• **Work item**
All entries below are to be reproduced exactly.

[Website and app data records]
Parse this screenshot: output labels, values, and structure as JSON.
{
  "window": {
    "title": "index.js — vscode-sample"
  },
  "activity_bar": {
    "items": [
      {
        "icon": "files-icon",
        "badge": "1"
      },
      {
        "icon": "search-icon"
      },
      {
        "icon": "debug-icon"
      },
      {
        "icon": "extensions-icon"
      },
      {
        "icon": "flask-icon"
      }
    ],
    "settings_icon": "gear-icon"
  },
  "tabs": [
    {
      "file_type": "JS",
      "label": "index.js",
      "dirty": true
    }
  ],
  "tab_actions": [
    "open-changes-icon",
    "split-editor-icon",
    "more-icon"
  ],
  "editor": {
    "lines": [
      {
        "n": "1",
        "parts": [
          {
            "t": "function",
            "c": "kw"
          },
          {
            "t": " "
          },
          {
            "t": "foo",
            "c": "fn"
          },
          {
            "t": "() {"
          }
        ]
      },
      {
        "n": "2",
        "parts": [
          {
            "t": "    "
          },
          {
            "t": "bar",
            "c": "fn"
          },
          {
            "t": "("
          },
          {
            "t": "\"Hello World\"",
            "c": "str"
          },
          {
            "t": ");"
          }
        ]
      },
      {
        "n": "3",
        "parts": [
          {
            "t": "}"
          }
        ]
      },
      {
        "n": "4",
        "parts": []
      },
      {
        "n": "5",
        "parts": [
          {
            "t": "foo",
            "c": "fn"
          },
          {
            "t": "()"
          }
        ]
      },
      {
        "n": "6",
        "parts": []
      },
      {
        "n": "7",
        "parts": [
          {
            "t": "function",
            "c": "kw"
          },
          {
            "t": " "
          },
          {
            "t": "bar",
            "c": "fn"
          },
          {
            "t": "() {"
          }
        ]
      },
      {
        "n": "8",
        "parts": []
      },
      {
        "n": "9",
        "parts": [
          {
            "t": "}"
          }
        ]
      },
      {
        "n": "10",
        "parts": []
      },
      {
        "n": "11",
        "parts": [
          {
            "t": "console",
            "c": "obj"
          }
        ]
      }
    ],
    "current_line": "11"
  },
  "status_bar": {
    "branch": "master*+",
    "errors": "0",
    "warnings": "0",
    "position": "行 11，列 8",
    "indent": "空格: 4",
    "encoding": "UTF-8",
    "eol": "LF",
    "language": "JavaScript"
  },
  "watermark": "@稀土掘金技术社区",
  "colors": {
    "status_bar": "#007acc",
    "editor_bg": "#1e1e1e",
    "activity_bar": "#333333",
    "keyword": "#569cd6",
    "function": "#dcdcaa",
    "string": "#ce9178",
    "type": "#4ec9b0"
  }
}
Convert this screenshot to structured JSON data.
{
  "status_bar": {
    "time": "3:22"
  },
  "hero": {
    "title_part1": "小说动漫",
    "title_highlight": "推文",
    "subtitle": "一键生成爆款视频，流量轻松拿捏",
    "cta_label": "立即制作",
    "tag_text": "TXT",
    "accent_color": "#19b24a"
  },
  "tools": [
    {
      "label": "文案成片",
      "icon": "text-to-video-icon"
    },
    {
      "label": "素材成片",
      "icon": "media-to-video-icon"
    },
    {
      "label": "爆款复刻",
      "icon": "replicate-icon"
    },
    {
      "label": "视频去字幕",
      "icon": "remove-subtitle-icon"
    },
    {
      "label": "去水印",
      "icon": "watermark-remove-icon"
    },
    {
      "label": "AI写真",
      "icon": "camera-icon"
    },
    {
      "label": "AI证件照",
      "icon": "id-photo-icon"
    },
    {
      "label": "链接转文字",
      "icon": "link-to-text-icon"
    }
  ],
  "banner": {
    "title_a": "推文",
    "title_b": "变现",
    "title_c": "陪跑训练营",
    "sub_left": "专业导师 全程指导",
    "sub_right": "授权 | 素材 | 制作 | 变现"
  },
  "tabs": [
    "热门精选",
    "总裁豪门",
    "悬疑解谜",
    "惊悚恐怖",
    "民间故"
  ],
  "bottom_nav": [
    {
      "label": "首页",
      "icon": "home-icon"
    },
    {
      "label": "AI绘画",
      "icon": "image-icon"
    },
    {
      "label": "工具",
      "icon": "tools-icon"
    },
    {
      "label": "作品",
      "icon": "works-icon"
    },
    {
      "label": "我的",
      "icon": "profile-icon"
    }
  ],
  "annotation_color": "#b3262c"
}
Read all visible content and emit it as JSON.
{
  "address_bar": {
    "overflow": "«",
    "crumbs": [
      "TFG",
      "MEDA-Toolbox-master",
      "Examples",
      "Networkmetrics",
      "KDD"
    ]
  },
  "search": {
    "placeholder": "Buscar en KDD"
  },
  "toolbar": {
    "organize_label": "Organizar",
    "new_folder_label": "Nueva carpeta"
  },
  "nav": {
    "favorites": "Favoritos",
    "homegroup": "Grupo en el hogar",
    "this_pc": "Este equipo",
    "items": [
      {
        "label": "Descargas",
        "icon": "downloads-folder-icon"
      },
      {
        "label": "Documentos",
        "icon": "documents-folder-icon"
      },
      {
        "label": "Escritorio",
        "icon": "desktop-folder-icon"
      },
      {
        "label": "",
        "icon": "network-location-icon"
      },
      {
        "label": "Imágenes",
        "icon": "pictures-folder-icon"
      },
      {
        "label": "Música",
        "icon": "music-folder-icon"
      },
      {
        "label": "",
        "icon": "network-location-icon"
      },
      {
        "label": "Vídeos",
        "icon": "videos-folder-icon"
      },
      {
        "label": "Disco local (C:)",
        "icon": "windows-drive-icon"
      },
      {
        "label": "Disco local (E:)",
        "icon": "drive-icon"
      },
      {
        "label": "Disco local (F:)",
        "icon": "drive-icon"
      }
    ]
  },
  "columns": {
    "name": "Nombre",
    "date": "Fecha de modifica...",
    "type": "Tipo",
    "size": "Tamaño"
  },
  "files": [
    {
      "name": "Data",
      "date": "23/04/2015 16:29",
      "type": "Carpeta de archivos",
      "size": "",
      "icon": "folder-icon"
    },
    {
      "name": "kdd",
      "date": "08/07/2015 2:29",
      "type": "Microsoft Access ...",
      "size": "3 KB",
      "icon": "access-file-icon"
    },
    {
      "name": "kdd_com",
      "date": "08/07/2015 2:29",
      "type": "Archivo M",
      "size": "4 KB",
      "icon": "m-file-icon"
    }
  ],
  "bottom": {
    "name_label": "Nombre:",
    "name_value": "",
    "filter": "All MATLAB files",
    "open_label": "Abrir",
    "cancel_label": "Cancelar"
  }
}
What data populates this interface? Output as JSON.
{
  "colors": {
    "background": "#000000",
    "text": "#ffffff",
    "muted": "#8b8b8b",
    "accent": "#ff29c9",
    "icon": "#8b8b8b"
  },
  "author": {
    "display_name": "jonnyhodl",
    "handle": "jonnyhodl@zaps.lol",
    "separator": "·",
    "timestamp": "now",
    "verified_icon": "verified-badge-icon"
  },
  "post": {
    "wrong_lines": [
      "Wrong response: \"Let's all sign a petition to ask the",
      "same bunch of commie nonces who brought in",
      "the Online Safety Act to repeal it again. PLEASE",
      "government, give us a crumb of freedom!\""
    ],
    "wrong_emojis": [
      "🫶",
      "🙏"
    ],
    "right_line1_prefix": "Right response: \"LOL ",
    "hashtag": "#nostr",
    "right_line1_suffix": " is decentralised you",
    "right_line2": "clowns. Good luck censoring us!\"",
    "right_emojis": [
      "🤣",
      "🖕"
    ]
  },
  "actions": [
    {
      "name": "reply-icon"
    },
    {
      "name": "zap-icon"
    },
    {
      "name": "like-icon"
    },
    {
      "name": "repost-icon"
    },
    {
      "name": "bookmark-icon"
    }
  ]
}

• **Written response**
Parse this screenshot: output labels, values, and structure as JSON.
{
  "window": {
    "title": "index.js — vscode-sample"
  },
  "activity_bar": {
    "items": [
      {
        "icon": "files-icon",
        "badge": "1"
      },
      {
        "icon": "search-icon"
      },
      {
        "icon": "debug-icon"
      },
      {
        "icon": "extensions-icon"
      },
      {
        "icon": "flask-icon"
      }
    ],
    "settings_icon": "gear-icon"
  },
  "tabs": [
    {
      "file_type": "JS",
      "label": "index.js",
      "dirty": true
    }
  ],
  "tab_actions": [
    "open-changes-icon",
    "split-editor-icon",
    "more-icon"
  ],
  "editor": {
    "lines": [
      {
        "n": "1",
        "parts": [
          {
            "t": "function",
            "c": "kw"
          },
          {
            "t": " "
          },
          {
            "t": "foo",
            "c": "fn"
          },
          {
            "t": "() {"
          }
        ]
      },
      {
        "n": "2",
        "parts": [
          {
            "t": "    "
          },
          {
            "t": "bar",
            "c": "fn"
          },
          {
            "t": "("
          },
          {
            "t": "\"Hello World\"",
            "c": "str"
          },
          {
            "t": ");"
          }
        ]
      },
      {
        "n": "3",
        "parts": [
          {
            "t": "}"
          }
        ]
      },
      {
        "n": "4",
        "parts": []
      },
      {
        "n": "5",
        "parts": [
          {
            "t": "foo",
            "c": "fn"
          },
          {
            "t": "()"
          }
        ]
      },
      {
        "n": "6",
        "parts": []
      },
      {
        "n": "7",
        "parts": [
          {
            "t": "function",
            "c": "kw"
          },
          {
            "t": " "
          },
          {
            "t": "bar",
            "c": "fn"
          },
          {
            "t": "() {"
          }
        ]
      },
      {
        "n": "8",
        "parts": []
      },
      {
        "n": "9",
        "parts": [
          {
            "t": "}"
          }
        ]
      },
      {
        "n": "10",
        "parts": []
      },
      {
        "n": "11",
        "parts": [
          {
            "t": "console",
            "c": "obj"
          }
        ]
      }
    ],
    "current_line": "11"
  },
  "status_bar": {
    "branch": "master*+",
    "errors": "0",
    "warnings": "0",
    "position": "行 11，列 8",
    "indent": "空格: 4",
    "encoding": "UTF-8",
    "eol": "LF",
    "language": "JavaScript"
  },
  "watermark": "@稀土掘金技术社区",
  "colors": {
    "status_bar": "#007acc",
    "editor_bg": "#1e1e1e",
    "activity_bar": "#333333",
    "keyword": "#569cd6",
    "function": "#dcdcaa",
    "string": "#ce9178",
    "type": "#4ec9b0"
  }
}
Convert this screenshot to structured JSON data.
{
  "status_bar": {
    "time": "3:22"
  },
  "hero": {
    "title_part1": "小说动漫",
    "title_highlight": "推文",
    "subtitle": "一键生成爆款视频，流量轻松拿捏",
    "cta_label": "立即制作",
    "tag_text": "TXT",
    "accent_color": "#19b24a"
  },
  "tools": [
    {
      "label": "文案成片",
      "icon": "text-to-video-icon"
    },
    {
      "label": "素材成片",
      "icon": "media-to-video-icon"
    },
    {
      "label": "爆款复刻",
      "icon": "replicate-icon"
    },
    {
      "label": "视频去字幕",
      "icon": "remove-subtitle-icon"
    },
    {
      "label": "去水印",
      "icon": "watermark-remove-icon"
    },
    {
      "label": "AI写真",
      "icon": "camera-icon"
    },
    {
      "label": "AI证件照",
      "icon": "id-photo-icon"
    },
    {
      "label": "链接转文字",
      "icon": "link-to-text-icon"
    }
  ],
  "banner": {
    "title_a": "推文",
    "title_b": "变现",
    "title_c": "陪跑训练营",
    "sub_left": "专业导师 全程指导",
    "sub_right": "授权 | 素材 | 制作 | 变现"
  },
  "tabs": [
    "热门精选",
    "总裁豪门",
    "悬疑解谜",
    "惊悚恐怖",
    "民间故"
  ],
  "bottom_nav": [
    {
      "label": "首页",
      "icon": "home-icon"
    },
    {
      "label": "AI绘画",
      "icon": "image-icon"
    },
    {
      "label": "工具",
      "icon": "tools-icon"
    },
    {
      "label": "作品",
      "icon": "works-icon"
    },
    {
      "label": "我的",
      "icon": "profile-icon"
    }
  ],
  "annotation_color": "#b3262c"
}
Read all visible content and emit it as JSON.
{
  "address_bar": {
    "overflow": "«",
    "crumbs": [
      "TFG",
      "MEDA-Toolbox-master",
      "Examples",
      "Networkmetrics",
      "KDD"
    ]
  },
  "search": {
    "placeholder": "Buscar en KDD"
  },
  "toolbar": {
    "organize_label": "Organizar",
    "new_folder_label": "Nueva carpeta"
  },
  "nav": {
    "favorites": "Favoritos",
    "homegroup": "Grupo en el hogar",
    "this_pc": "Este equipo",
    "items": [
      {
        "label": "Descargas",
        "icon": "downloads-folder-icon"
      },
      {
        "label": "Documentos",
        "icon": "documents-folder-icon"
      },
      {
        "label": "Escritorio",
        "icon": "desktop-folder-icon"
      },
      {
        "label": "",
        "icon": "network-location-icon"
      },
      {
        "label": "Imágenes",
        "icon": "pictures-folder-icon"
      },
      {
        "label": "Música",
        "icon": "music-folder-icon"
      },
      {
        "label": "",
        "icon": "network-location-icon"
      },
      {
        "label": "Vídeos",
        "icon": "videos-folder-icon"
      },
      {
        "label": "Disco local (C:)",
        "icon": "windows-drive-icon"
      },
      {
        "label": "Disco local (E:)",
        "icon": "drive-icon"
      },
      {
        "label": "Disco local (F:)",
        "icon": "drive-icon"
      }
    ]
  },
  "columns": {
    "name": "Nombre",
    "date": "Fecha de modifica...",
    "type": "Tipo",
    "size": "Tamaño"
  },
  "files": [
    {
      "name": "Data",
      "date": "23/04/2015 16:29",
      "type": "Carpeta de archivos",
      "size": "",
      "icon": "folder-icon"
    },
    {
      "name": "kdd",
      "date": "08/07/2015 2:29",
      "type": "Microsoft Access ...",
      "size": "3 KB",
      "icon": "access-file-icon"
    },
    {
      "name": "kdd_com",
      "date": "08/07/2015 2:29",
      "type": "Archivo M",
      "size": "4 KB",
      "icon": "m-file-icon"
    }
  ],
  "bottom": {
    "name_label": "Nombre:",
    "name_value": "",
    "filter": "All MATLAB files",
    "open_label": "Abrir",
    "cancel_label": "Cancelar"
  }
}
What data populates this interface? Output as JSON.
{
  "colors": {
    "background": "#000000",
    "text": "#ffffff",
    "muted": "#8b8b8b",
    "accent": "#ff29c9",
    "icon": "#8b8b8b"
  },
  "author": {
    "display_name": "jonnyhodl",
    "handle": "jonnyhodl@zaps.lol",
    "separator": "·",
    "timestamp": "now",
    "verified_icon": "verified-badge-icon"
  },
  "post": {
    "wrong_lines": [
      "Wrong response: \"Let's all sign a petition to ask the",
      "same bunch of commie nonces who brought in",
      "the Online Safety Act to repeal it again. PLEASE",
      "government, give us a crumb of freedom!\""
    ],
    "wrong_emojis": [
      "🫶",
      "🙏"
    ],
    "right_line1_prefix": "Right response: \"LOL ",
    "hashtag": "#nostr",
    "right_line1_suffix": " is decentralised you",
    "right_line2": "clowns. Good luck censoring us!\"",
    "right_emojis": [
      "🤣",
      "🖕"
    ]
  },
  "actions": [
    {
      "name": "reply-icon"
    },
    {
      "name": "zap-icon"
    },
    {
      "name": "like-icon"
    },
    {
      "name": "repost-icon"
    },
    {
      "name": "bookmark-icon"
    }
  ]
}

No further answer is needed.